The principality of Vasili Konstantinovich was divided between his sons: Boris received Rostov, and Gleb - Beloozero. After the death of Boris in Rostov, apart from nephews Gleb sat down, having united the two lots again (for one year) - Rostov and Beloozero; the latter he singled out before death a special lot for his son Mikhail. After the death of Gleb (1278), the sons of Boris, Dmitri and Konstantin, reigned in Rostov , who were taken from Mikhail Beloozero (however, for a short while). After the accession (in 1285) to Rostov Uglich the increased principality of the brothers Borisovich divided among themselves by lot, and Uglich went to Dmitri, and Rostov to Konstantin (however, they soon exchanged their possessions). On the death of Dmitri (1294) Konstantin took Rostov, and in the allocated Uglich installed his son Aleksander. After Konstantin and his son Vasili's death in 1316, Prince Konstantin's grandson, Prince of Uglitsk Yuri Aleksandrovich, became the prince, of whom Vasily's children - Fedor and [[Constantine[[ were the successors. They once again divided the principality among themselves (in 1328) and moreover, so that the city of Rostov itself is divided into two "parts" - Sretenskaya (Ustretenskaya) and Borisoglebskaya; First took himself Fyodor, the second - Constantine. It is not known, however, how long this division lasted. In any case, with the death in 1331 of Fyodor Vasilyevich, his young son disappears from the annals for a long time, and Rostov governs Konstantin Vasilyevich, married to the daughter of Ivan Kalita. In 1360 he supported the Prince of Suzdal, Dmitri Konstantinovich, who was awarded the Grand Duke in the Horde, and becomes an opponent of the 9-year-old Dmitri Ivanovich of Moscow, and tries to subordinate the Rostov principality to himself and his descendants, bypassing relatives and Moscow. As a result nephew Andrey Fedorovichwith the support of the Moscow army captures the city. In 1365, defeated Constantine dies in Rostov, but his children, along with Andrei Fedorovich continue to rule and even mint their own coin, on each side of which the names of co-rulers of the principality are indicated. In the sources there is not a single mention of the fragmentation of the Rostov principality in this period and the existence in it of fortunes. However, apparently, for the support of Andrei Fedorovich Dmitry Donskoy.received a number of territories, including the Svyatoslav-Karash parish. Judging by the chronicle texts of 1397-1398. Ustyug Rostov princes manage already as governors of the Grand Prince of Moscow, however, the very process of turning Rostov into Moscow possession is not illuminated by sources. In any case, in 1433, the Moscow governor Pyotr Konstantinovich Dobrynsky was already in the capital of the principality. The princes retain a part of the political rights to government, probably receiving some of the trade and judicial duties from the territory of the principality.
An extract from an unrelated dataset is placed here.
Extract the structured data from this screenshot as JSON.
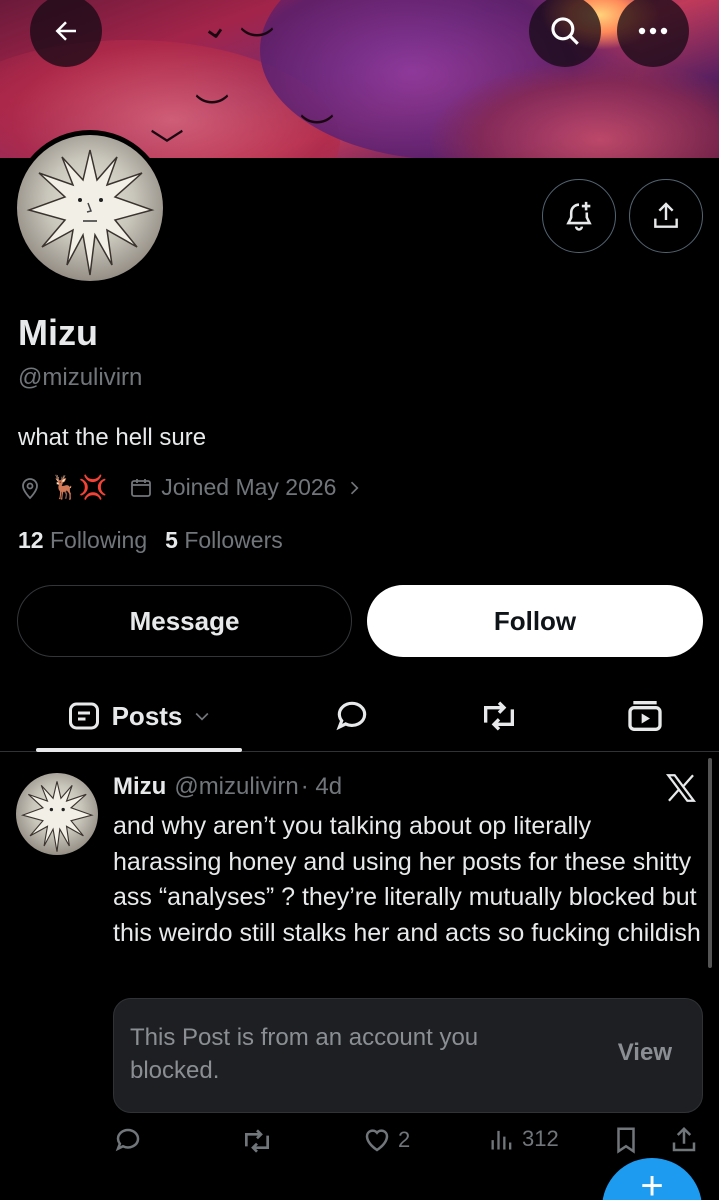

Russian lands in 1389

File:Muscovy 1300-

Expansion of the Principality of Moscow in 1300-1462

In 1474, the Grand Prince Ivan III , who had bought the last half of the princes from the last Rostov princes, transferred them to the structure of his mother's inheritance, Maria Yaroslavna.



  • Ростовские и Белозерские удельные князья // Русский биографический словарь: В 25 т. / под наблюдением А. А. Половцова. 1896—1918.
  • Кучкин В. А. «Формирование государственной территории северо-восточной Руси в X—XIV вв.»

Княжество Ростовское. Генеалогия русской знати

  • Экземплярский А. В., Ростовские владетельные князья на сайте «Руниверс»

Coins of the Rostov principality[]

14th-century Rostov coin

File:Rostov money, XIV век

14-th-century Rostov coin

14-th century coin of Andrei Fedorovich (1371-1380)

File:Rostov money, XV век.

15th-century coin of Ivan Andreyevich and Andrei Alexandrovich

Stand out princedoms and inheritance[]

The Principality of Uglich (1216-1591) The Principality of Yaroslavl (1218-1463) The Principality of Beloozero (1238-1485) The Principality of Ustyug (1364-1474) The Principality of Bochtüz (1364-1434)